D-CON kills rats and mice, the label reads. And, according to state and federal officials, it can kill hawks, owls, eagles, foxes, bobcats, mountain lions and other non-targeted wildlife too.
So can competing brands. Pesticide manufacturers have been selling a new generation of more potent anticoagulants because mice and rats have built up some resistance to the old standby warfarin.
These super-toxic rat poisons have a longer half-life before they break down, meaning they are more effective at working their way up the food chain -- not only killing rodents but their natural predators.
The California Department of Fish and Game has confirmed 240 cases of non-targeted wildlife being exposed to the anticoagulants that work by causing animals to bleed to death.
The list is long. It includes the San Joaquin kit fox, as well as the coyote, red fox, gray fox, black bear, badger, fox squirrel, mountain lion, bobcat, golden eagle, great horned owl, barn owl and turkey vulture, according to a letter issued last year by the Fish and Game director.
It noted that 79% of San Joaquin kit foxes, protected as endangered of extinction, have been exposed to these powerful anticoagulants, as have 92% of raptors in San Diego County.
It cited the statistics to urge the California Department of Pesticide Regulation to restrict the sale of the rodenticides mostly to professional pest-control operators, rather than making them available to urban and suburban homeowners.
The U.S. Environmental Protection Agency has also been pushing to ban the sale of 20 such rodenticides to average consumers and to require loose bait and pellets to be secured in bait stations that are inaccessible to children and pets.
The EPA's concern: The American Assn. of Poison Control Centers receives 12,000 to 15,000 reports a year of children under the age of 6 being exposed to these poisons.
Manufacturers are pushing back, with lawyers and lobbyists.
Reckitt Benckiser, the maker of d-CON, argues that the EPA has overstated the potential risk of the second-generation pesticides. It states that the EPA standards, which first approved this new generation of rodenticides, shows "its existing products provide far greater benefits than risks to users, to children and wildlife."
That doesn't sit well with wildlife rehabilitation workers at Wildcare, which runs a wild-animal hospital in San Rafael. It has found that 74% of the predators that come through its doors test positive for rat poison.
"These are animals that we rely on to do our natural rodent control, and we are poisoning them," said Kelle Kacmarcik, a Wildcare manager. "That's shocking in a place like liberal, well-educated Marin County."
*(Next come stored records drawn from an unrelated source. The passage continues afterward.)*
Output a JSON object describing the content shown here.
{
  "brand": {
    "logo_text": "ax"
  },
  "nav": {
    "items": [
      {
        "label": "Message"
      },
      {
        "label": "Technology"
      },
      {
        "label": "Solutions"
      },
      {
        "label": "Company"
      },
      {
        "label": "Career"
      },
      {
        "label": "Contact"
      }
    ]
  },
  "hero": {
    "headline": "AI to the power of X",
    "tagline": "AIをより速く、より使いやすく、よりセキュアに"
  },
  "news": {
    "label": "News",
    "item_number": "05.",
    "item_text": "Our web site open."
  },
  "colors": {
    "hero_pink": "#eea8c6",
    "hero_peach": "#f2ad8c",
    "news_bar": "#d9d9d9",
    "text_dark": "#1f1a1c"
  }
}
Meanwhile, other public health and conservation groups have joined the fight this week.
The Center for Biological Diversity, the American Bird Conservancy, California for Pesticide Reform and Earthjustice are now pushing for a ban on the super-toxic poisons.
"You don't have to use the worst of the worst, that not only endanger wildlife but human health," said Jonathan Evans, an attorney with the Center for Biological Diversity.
Evans said he was sympathetic to those who wanted to rid their homes of rats and mice. Old-fashioned snap-traps work well in rodent control, he said, as does sealing up buildings to make them rodent-proof, removing sources of food and nesting material. And then, there's relying on natural predators, such as owls, coyotes, bobcats and foxes.